Originally defined as "the absolute weight of a volume of pure water equal to the cube of the hundredth part of a metre, and at the temperature of melting ice" (later 4 °C), a gram is now defined as one one-thousandth of the SI base unit, the kilogram, or 1×10−3 kg, which itself is defined as being equal to the mass of a physical prototype preserved by the International Bureau of Weights and Measures.
All masses are approximate:
The International System of Units abbreviation for the gram is g, and follows the numeric value with a space, as in "200 g". In some fields and regions, the international standard symbols for units are used quite strictly, in particular in technical and scientific publications and in legally regulated product labels. In other contexts (e.g., grocery market traders), a wide range of other abbreviations can also be encountered, such as gr, gm, grm, gms, grms.
It was the base unit of mass in the original French metric system and the later centimetre-gram-second (CGS) system of units. The word originates from late Latin gramma – a small weight.
The gram is today the most widely used unit of measurement for non-liquid ingredients in cooking and grocery shopping worldwide. For food products that are typically sold in quantities far less than 1 kg, the unit price is normally given per 100 g.
Most standards and legal requirements for nutrition labels on food products require relative contents to be stated per 100 g of the product, such that the resulting figure can also be read as a percentage.

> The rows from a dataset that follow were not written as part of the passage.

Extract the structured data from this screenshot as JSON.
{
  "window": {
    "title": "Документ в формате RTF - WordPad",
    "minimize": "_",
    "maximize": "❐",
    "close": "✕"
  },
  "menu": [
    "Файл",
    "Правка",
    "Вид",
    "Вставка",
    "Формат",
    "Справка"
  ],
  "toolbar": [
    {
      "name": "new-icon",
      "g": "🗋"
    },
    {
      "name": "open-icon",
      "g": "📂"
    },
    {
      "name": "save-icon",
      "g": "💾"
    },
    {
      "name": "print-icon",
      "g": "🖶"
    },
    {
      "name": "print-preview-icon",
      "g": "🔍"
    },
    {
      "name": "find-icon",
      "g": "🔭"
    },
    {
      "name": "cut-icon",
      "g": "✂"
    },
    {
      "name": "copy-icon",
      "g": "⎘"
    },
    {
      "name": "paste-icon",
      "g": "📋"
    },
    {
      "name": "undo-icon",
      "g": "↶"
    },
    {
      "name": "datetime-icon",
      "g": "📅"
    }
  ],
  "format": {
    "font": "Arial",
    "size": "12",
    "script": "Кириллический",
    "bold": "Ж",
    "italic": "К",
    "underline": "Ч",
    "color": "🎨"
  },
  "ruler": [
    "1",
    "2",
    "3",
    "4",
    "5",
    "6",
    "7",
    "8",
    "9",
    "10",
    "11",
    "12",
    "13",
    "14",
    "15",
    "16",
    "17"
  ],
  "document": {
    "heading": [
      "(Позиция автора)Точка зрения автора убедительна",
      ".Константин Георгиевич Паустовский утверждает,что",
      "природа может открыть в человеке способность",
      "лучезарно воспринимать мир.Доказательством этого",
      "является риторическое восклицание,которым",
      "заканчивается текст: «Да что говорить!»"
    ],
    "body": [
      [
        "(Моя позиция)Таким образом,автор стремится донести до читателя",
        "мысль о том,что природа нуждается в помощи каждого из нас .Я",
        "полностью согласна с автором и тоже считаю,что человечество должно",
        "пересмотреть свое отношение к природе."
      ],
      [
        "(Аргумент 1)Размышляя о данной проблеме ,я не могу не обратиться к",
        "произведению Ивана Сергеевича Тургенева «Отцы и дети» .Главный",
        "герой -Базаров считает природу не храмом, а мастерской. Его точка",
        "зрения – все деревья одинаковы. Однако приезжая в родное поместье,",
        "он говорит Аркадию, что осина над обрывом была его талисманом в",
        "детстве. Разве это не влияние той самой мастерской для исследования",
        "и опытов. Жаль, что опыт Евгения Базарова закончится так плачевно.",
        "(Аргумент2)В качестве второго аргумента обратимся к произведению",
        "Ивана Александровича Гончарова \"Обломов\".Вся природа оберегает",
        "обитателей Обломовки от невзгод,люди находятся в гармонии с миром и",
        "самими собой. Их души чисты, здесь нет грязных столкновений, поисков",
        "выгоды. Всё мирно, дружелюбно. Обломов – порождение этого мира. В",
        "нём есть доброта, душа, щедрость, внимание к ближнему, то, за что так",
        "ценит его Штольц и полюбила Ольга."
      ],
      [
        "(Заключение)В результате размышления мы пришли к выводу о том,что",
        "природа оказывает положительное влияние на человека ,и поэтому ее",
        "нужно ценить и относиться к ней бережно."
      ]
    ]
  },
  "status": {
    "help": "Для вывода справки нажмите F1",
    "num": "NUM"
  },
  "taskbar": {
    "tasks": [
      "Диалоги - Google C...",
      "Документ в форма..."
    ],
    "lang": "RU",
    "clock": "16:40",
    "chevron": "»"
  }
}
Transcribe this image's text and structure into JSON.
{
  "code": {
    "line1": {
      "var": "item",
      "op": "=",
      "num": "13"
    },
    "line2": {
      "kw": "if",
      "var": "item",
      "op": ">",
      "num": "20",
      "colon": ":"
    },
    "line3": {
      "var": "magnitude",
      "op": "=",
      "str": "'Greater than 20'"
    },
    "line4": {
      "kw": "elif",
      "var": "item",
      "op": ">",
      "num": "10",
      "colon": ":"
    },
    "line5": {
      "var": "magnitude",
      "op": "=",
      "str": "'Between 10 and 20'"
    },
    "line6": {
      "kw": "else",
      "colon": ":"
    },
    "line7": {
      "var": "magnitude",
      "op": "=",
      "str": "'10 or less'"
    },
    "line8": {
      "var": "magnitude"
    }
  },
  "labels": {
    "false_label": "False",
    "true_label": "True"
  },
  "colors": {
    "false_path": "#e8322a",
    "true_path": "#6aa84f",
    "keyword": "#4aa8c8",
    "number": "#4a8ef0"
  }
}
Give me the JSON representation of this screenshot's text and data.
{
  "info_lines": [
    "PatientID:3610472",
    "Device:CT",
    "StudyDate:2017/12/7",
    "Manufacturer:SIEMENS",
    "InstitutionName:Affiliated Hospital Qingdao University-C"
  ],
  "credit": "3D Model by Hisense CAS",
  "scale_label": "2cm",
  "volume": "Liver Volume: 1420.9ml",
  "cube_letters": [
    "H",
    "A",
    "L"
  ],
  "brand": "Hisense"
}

|This article is licensed under the GNU Free Documentation License. It uses material from the Wikipedia article "Gram". A list of authors is available in Wikipedia.|